___ Data excerpts

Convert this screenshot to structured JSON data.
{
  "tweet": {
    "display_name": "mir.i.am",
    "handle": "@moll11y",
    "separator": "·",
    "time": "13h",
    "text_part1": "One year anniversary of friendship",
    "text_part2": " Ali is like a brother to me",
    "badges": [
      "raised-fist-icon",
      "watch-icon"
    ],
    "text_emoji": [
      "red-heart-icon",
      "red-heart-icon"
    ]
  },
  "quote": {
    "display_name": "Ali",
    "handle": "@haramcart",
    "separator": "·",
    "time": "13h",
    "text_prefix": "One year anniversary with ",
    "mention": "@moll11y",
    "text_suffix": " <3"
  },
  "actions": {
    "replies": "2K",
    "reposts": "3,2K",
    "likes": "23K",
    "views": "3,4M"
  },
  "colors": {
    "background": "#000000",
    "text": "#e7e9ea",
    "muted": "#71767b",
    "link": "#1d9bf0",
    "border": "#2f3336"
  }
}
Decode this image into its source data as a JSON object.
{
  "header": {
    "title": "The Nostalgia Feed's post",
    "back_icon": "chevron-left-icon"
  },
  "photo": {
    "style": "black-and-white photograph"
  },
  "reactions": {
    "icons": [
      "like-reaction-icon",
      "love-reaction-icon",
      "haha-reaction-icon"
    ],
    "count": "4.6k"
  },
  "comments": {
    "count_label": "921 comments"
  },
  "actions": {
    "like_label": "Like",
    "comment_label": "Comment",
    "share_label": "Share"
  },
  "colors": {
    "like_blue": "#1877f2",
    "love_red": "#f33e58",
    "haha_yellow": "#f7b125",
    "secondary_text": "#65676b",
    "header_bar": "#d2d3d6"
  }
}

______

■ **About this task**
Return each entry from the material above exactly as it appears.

■ **Exercise solution**
Convert this screenshot to structured JSON data.
{
  "tweet": {
    "display_name": "mir.i.am",
    "handle": "@moll11y",
    "separator": "·",
    "time": "13h",
    "text_part1": "One year anniversary of friendship",
    "text_part2": " Ali is like a brother to me",
    "badges": [
      "raised-fist-icon",
      "watch-icon"
    ],
    "text_emoji": [
      "red-heart-icon",
      "red-heart-icon"
    ]
  },
  "quote": {
    "display_name": "Ali",
    "handle": "@haramcart",
    "separator": "·",
    "time": "13h",
    "text_prefix": "One year anniversary with ",
    "mention": "@moll11y",
    "text_suffix": " <3"
  },
  "actions": {
    "replies": "2K",
    "reposts": "3,2K",
    "likes": "23K",
    "views": "3,4M"
  },
  "colors": {
    "background": "#000000",
    "text": "#e7e9ea",
    "muted": "#71767b",
    "link": "#1d9bf0",
    "border": "#2f3336"
  }
}
Decode this image into its source data as a JSON object.
{
  "header": {
    "title": "The Nostalgia Feed's post",
    "back_icon": "chevron-left-icon"
  },
  "photo": {
    "style": "black-and-white photograph"
  },
  "reactions": {
    "icons": [
      "like-reaction-icon",
      "love-reaction-icon",
      "haha-reaction-icon"
    ],
    "count": "4.6k"
  },
  "comments": {
    "count_label": "921 comments"
  },
  "actions": {
    "like_label": "Like",
    "comment_label": "Comment",
    "share_label": "Share"
  },
  "colors": {
    "like_blue": "#1877f2",
    "love_red": "#f33e58",
    "haha_yellow": "#f7b125",
    "secondary_text": "#65676b",
    "header_bar": "#d2d3d6"
  }
}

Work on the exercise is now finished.